(Beginning of Dataset records)
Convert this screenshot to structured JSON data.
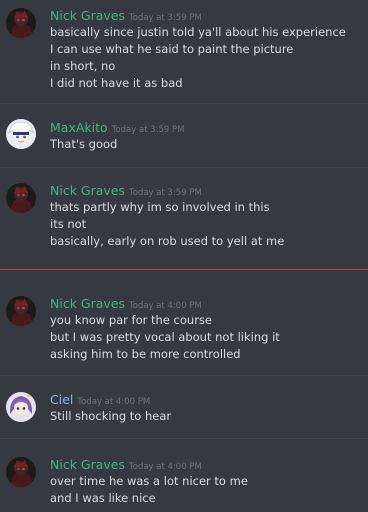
{
  "colors": {
    "background": "#36393f",
    "green_name": "#43b581",
    "blue_name": "#7eb6ff",
    "timestamp": "#72767d",
    "text": "#dcddde",
    "new_messages_divider": "#c0403d",
    "divider": "#40434a"
  },
  "messages": [
    {
      "author": "Nick Graves",
      "timestamp": "Today at 3:59 PM",
      "avatar": "dark-red-character-avatar",
      "lines": [
        "basically since justin told ya'll about his experience",
        "I can use what he said to paint the picture",
        "in short, no",
        "I did not have it as bad"
      ]
    },
    {
      "author": "MaxAkito",
      "timestamp": "Today at 3:59 PM",
      "avatar": "white-anime-character-avatar",
      "lines": [
        "That's good"
      ]
    },
    {
      "author": "Nick Graves",
      "timestamp": "Today at 3:59 PM",
      "avatar": "dark-red-character-avatar",
      "lines": [
        "thats partly why im so involved in this",
        "its not",
        "basically, early on rob used to yell at me"
      ]
    },
    {
      "author": "Nick Graves",
      "timestamp": "Today at 4:00 PM",
      "avatar": "dark-red-character-avatar",
      "lines": [
        "you know par for the course",
        "but I was pretty vocal about not liking it",
        "asking him to be more controlled"
      ]
    },
    {
      "author": "Ciel",
      "timestamp": "Today at 4:00 PM",
      "avatar": "purple-haired-anime-avatar",
      "lines": [
        "Still shocking to hear"
      ]
    },
    {
      "author": "Nick Graves",
      "timestamp": "Today at 4:00 PM",
      "avatar": "dark-red-character-avatar",
      "lines": [
        "over time he was a lot nicer to me",
        "and I was like nice"
      ]
    }
  ]
}
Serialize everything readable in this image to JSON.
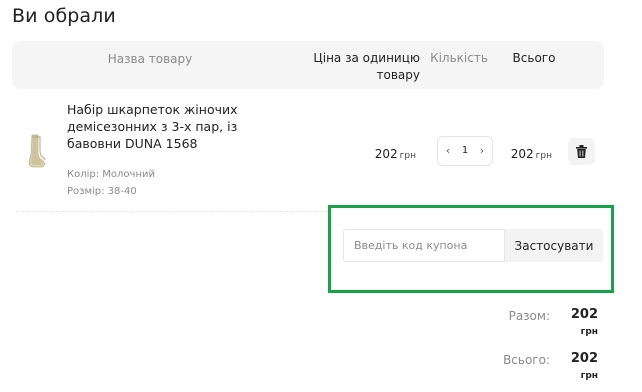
{
  "page": {
    "title": "Ви обрали"
  },
  "table": {
    "headers": {
      "name": "Назва товару",
      "unit_price": "Ціна за одиницю товару",
      "quantity": "Кількість",
      "total": "Всього"
    }
  },
  "item": {
    "name": "Набір шкарпеток жіночих демісезонних з 3-х пар, із бавовни DUNA 1568",
    "color": "Колір: Молочний",
    "size": "Розмір: 38-40",
    "unit_price": "202",
    "quantity": "1",
    "total": "202",
    "currency": "грн",
    "image_icon": "sock-product-icon",
    "delete_icon": "trash-icon"
  },
  "coupon": {
    "placeholder": "Введіть код купона",
    "apply_label": "Застосувати",
    "highlight_color": "#17a34a"
  },
  "summary": {
    "subtotal_label": "Разом:",
    "subtotal_value": "202",
    "total_label": "Всього:",
    "total_value": "202",
    "currency": "грн"
  }
}
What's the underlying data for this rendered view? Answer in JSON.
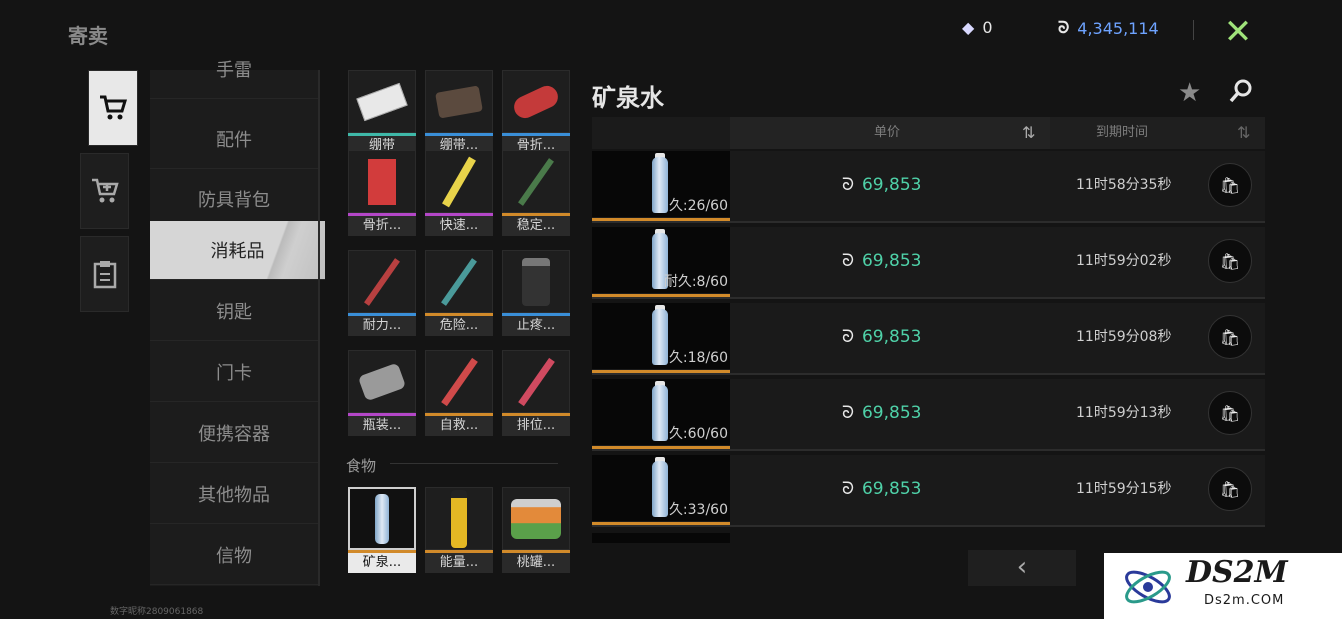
{
  "header": {
    "title": "寄卖",
    "gems": "0",
    "coins": "4,345,114"
  },
  "vtabs": [
    {
      "name": "market-tab",
      "icon": "cart-icon",
      "active": true
    },
    {
      "name": "sell-tab",
      "icon": "cart-plus-icon",
      "active": false
    },
    {
      "name": "record-tab",
      "icon": "clipboard-icon",
      "active": false
    }
  ],
  "categories": [
    "手雷",
    "配件",
    "防具背包",
    "消耗品",
    "钥匙",
    "门卡",
    "便携容器",
    "其他物品",
    "信物"
  ],
  "active_category": "消耗品",
  "items": [
    {
      "label": "绷带",
      "bar": "#3fb8a8"
    },
    {
      "label": "绷带...",
      "bar": "#3a8fd8"
    },
    {
      "label": "骨折...",
      "bar": "#3a8fd8"
    },
    {
      "label": "骨折...",
      "bar": "#b447c8"
    },
    {
      "label": "快速...",
      "bar": "#b447c8"
    },
    {
      "label": "稳定...",
      "bar": "#d18a2a"
    },
    {
      "label": "耐力...",
      "bar": "#3a8fd8"
    },
    {
      "label": "危险...",
      "bar": "#d18a2a"
    },
    {
      "label": "止疼...",
      "bar": "#3a8fd8"
    },
    {
      "label": "瓶装...",
      "bar": "#b447c8"
    },
    {
      "label": "自救...",
      "bar": "#d18a2a"
    },
    {
      "label": "排位...",
      "bar": "#d18a2a"
    }
  ],
  "food_header": "食物",
  "food_items": [
    {
      "label": "矿泉...",
      "bar": "#d18a2a",
      "selected": true
    },
    {
      "label": "能量...",
      "bar": "#d18a2a",
      "selected": false
    },
    {
      "label": "桃罐...",
      "bar": "#d18a2a",
      "selected": false
    }
  ],
  "detail": {
    "item_name": "矿泉水",
    "col_price": "单价",
    "col_expire": "到期时间",
    "rows": [
      {
        "durability": "久:26/60",
        "price": "69,853",
        "time": "11时58分35秒"
      },
      {
        "durability": "耐久:8/60",
        "price": "69,853",
        "time": "11时59分02秒"
      },
      {
        "durability": "久:18/60",
        "price": "69,853",
        "time": "11时59分08秒"
      },
      {
        "durability": "久:60/60",
        "price": "69,853",
        "time": "11时59分13秒"
      },
      {
        "durability": "久:33/60",
        "price": "69,853",
        "time": "11时59分15秒"
      }
    ]
  },
  "footer_text": "数字昵称2809061868",
  "watermark": {
    "brand": "DS2M",
    "url": "Ds2m.COM"
  }
}
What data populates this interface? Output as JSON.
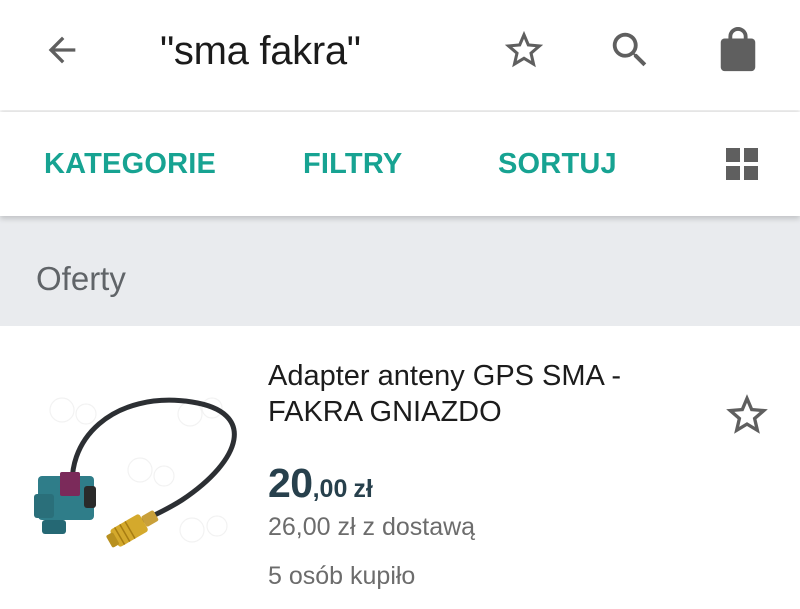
{
  "app_bar": {
    "search_query": "\"sma fakra\"",
    "icons": {
      "back": "arrow-back-icon",
      "favorite_search": "star-outline-icon",
      "search": "search-icon",
      "cart": "shopping-bag-icon"
    }
  },
  "toolbar": {
    "categories_label": "KATEGORIE",
    "filters_label": "FILTRY",
    "sort_label": "SORTUJ",
    "view_icon": "grid-view-icon"
  },
  "section": {
    "title": "Oferty"
  },
  "offers": [
    {
      "title": "Adapter anteny GPS SMA - FAKRA GNIAZDO",
      "price_main": "20",
      "price_decimal": ",00",
      "price_currency": "zł",
      "price_with_delivery": "26,00 zł z dostawą",
      "buyers": "5 osób kupiło",
      "favorite_icon": "star-outline-icon",
      "thumbnail_icon": "antenna-adapter-cable-image"
    }
  ],
  "colors": {
    "accent": "#17a392",
    "icon": "#5f5f5f",
    "price": "#27404c",
    "section_bg": "#e9ebee",
    "muted_text": "#6c6c6c"
  }
}
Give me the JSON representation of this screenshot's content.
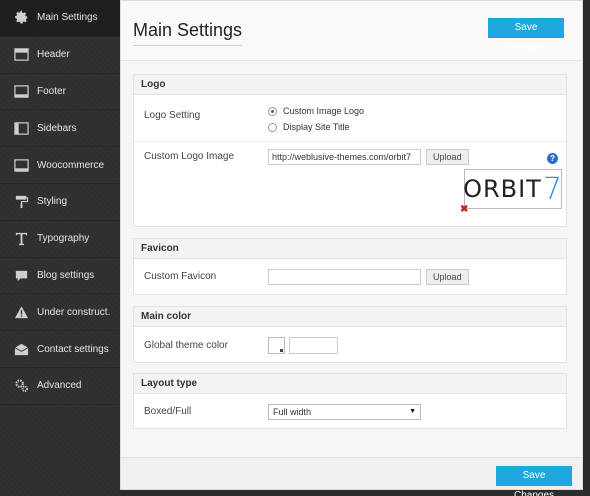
{
  "sidebar": {
    "items": [
      {
        "label": "Main Settings",
        "icon": "gear-icon"
      },
      {
        "label": "Header",
        "icon": "header-layout-icon"
      },
      {
        "label": "Footer",
        "icon": "footer-layout-icon"
      },
      {
        "label": "Sidebars",
        "icon": "sidebar-layout-icon"
      },
      {
        "label": "Woocommerce",
        "icon": "woocommerce-layout-icon"
      },
      {
        "label": "Styling",
        "icon": "paint-roller-icon"
      },
      {
        "label": "Typography",
        "icon": "typography-icon"
      },
      {
        "label": "Blog settings",
        "icon": "speech-bubble-icon"
      },
      {
        "label": "Under construct.",
        "icon": "warning-icon"
      },
      {
        "label": "Contact settings",
        "icon": "envelope-icon"
      },
      {
        "label": "Advanced",
        "icon": "gears-icon"
      }
    ]
  },
  "header": {
    "title": "Main Settings",
    "save_label": "Save Changes"
  },
  "footer": {
    "save_label": "Save Changes"
  },
  "logo": {
    "title": "Logo",
    "setting_label": "Logo Setting",
    "option_custom": "Custom Image Logo",
    "option_site_title": "Display Site Title",
    "custom_image_label": "Custom Logo Image",
    "custom_image_value": "http://weblusive-themes.com/orbit7",
    "upload_label": "Upload",
    "help_glyph": "?",
    "preview_text": "ORBIT",
    "preview_digit": "7",
    "remove_glyph": "✖"
  },
  "favicon": {
    "title": "Favicon",
    "label": "Custom Favicon",
    "value": "",
    "upload_label": "Upload"
  },
  "main_color": {
    "title": "Main color",
    "label": "Global theme color",
    "value": ""
  },
  "layout_type": {
    "title": "Layout type",
    "label": "Boxed/Full",
    "selected": "Full width",
    "caret": "▼"
  },
  "colors": {
    "accent": "#1fa8e0",
    "sidebar_bg": "#2f2f2f",
    "remove": "#d21e1e"
  }
}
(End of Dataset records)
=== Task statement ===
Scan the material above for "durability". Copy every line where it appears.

=== Response area ===
        "durability": "久:26/60",
        "durability": "耐久:8/60",
        "durability": "久:18/60",
        "durability": "久:60/60",
        "durability": "久:33/60",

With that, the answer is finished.